Is pay-for-performance right for your organisation?
Measuring individual performance is easier and more appropriate in some sectors compared to others. Linking pay with performance may not be the best approach in organisations where:
- Success is determined more by the collective actions of the team.
- Measurable outcomes are not entirely in the control of the individual.
- Individuals are more motivated by other career milestones than their remuneration package.
Despite beliefs that higher pay has a positive impact on employee engagement, Aon’s research shows it is more important that the organisation can show employees are paid fairly for the contribution they’re making to the organisation’s success, and that their manager can articulate this well. Put simply, people like to be recognised for doing good work and feel more engaged when their manager can explain their pay to them.
A well-designed pay-for-performance program can also incentivise behaviours and outcomes aligned with the organisation’s overall mission and strategy. Organisations who reward behaviours at odds with the organisation’s mission and/or customers’ best interest often make front page news, which can deter many organisations from linking pay with performance. This is particularly the case in the for-purpose sector where spending is under greater scrutiny . While concerns like these are valid, they should act as a driver for good governance in a pay program, rather than a barrier.
Weighing up the pros and cons
The table below details some of the key pros and cons in taking a pay-for-performance approach:
|Why not pay-for-performance?
|Better alignment with market rates
|Increased administrative cost and time (including setting and measuring performance goals)
|Increased employee engagement (when done well)
|May not align with the organisation’s philosophy (e.g. unionised workforce – specific principles to pay employees equally regardless of performance/capability in the role)
|More effective use of budget i.e. targeting higher increases at higher performing employees
|If implementing a pay-for-performance approach is unlikely to result in increased employee engagement, performance and/or a positive return on investment compared to current outcomes.
|If accompanied by a good performance feedback approach, employees have more clarity on what is required of them which facilitates good conversations about developing their capabilities.
|If performance goals cannot be measured consistently in a way that accurately reflects performance.
Ongoing administration of a pay-for-performance program can be another obstacle.

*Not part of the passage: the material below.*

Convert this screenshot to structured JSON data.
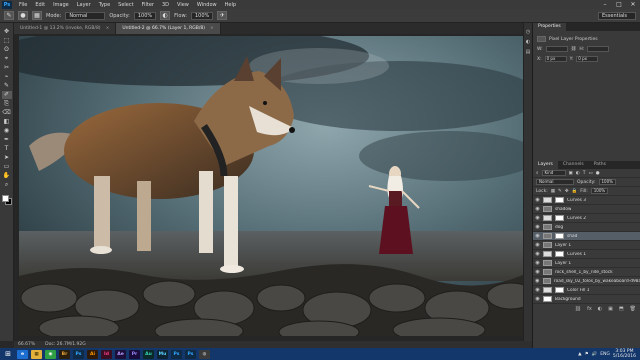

Good policy design and initial implementation is important, but equally important is a commitment to not ‘set and forget’ in the future.
As pay transparency and gender pay gap reporting become the norm, it’s important to ensure increases linked to performance are not subject to any unconscious bias. A good pay-for-performance program can strengthen governance on pay equity policy and practice.
Conditions for a successful pay-for-performance program
Understanding common market practice or trends is a good place to start when deciding whether to implement pay-for-performance. It is just as important to look at the organisation’s own unique circumstances, strategies and principles.
Establishing principles is a priority. Integrating market practices is easier when viewed through the lens of an organisation’s principles. If practices are out of step with the market, it will be clear if a principle needs revision, or the practice is simply not viable.
We often guide our clients, in agreement with their key stakeholders, to be clear about remuneration principles and employee value propositions. Are these set in stone or are under review as part of this process? Many organisations can easily articulate how they manage pay, but not all can link those decisions back to values and principles.
Understanding the ‘why’ is important from a pay-for-performance perspective because goal setting in isolation of the overall organisation strategy can encourage behaviours that don’t align with the values of the organisation.
For example, at the Financial Services Royal Commission, we saw individuals were motivated to achieve goals at odds with community expectations to act in the best interest of customers. Clear expectations set from the top about what is and is not expected and accepted in pursuit of a performance goal, is key.
Steps to successfully integrate a pay-for-performance approach include:
- Establish the why: Have a clear philosophy about how much difference there can be between the best and worst performers. Also consider if there is enough differentiation in pay to be meaningful to employees and drive improved performance.
- Ensure performance can be measured: Have a proven performance rating system in place (or at least some method of identifying high vs low performing employees).
- Establish governance procedures: Ensure unconscious bias or inconsistency in awarding performance scores doesn’t drive unfair differences in pay increases.
- Develop manager capability: Managers need to be able to consistently apply this method and communicate the process to employees (and have the confidence to make hard decisions so everyone doesn’t end up rated as “meets expectations”).
- Make it meaningful: Budget to allow meaningful differentiation, especially if you have a philosophy of providing a minimum increase to all employees (e.g. based on CPI). If you do provide a minimum increase to all employees, then you will need either a larger review budget, or an appetite to provide some zero increases to lower performers to fund the increases for higher performers. The salary budgeting process in a pay-for-performance approach is likely to be more complex than applying uniform increases for all employees.
- Good market data: If you are using a merit matrix ensure that you have well aligned market data for each role (or level).
- Allow time: Schedule sessions to properly plan, implement, monitor and review this approach.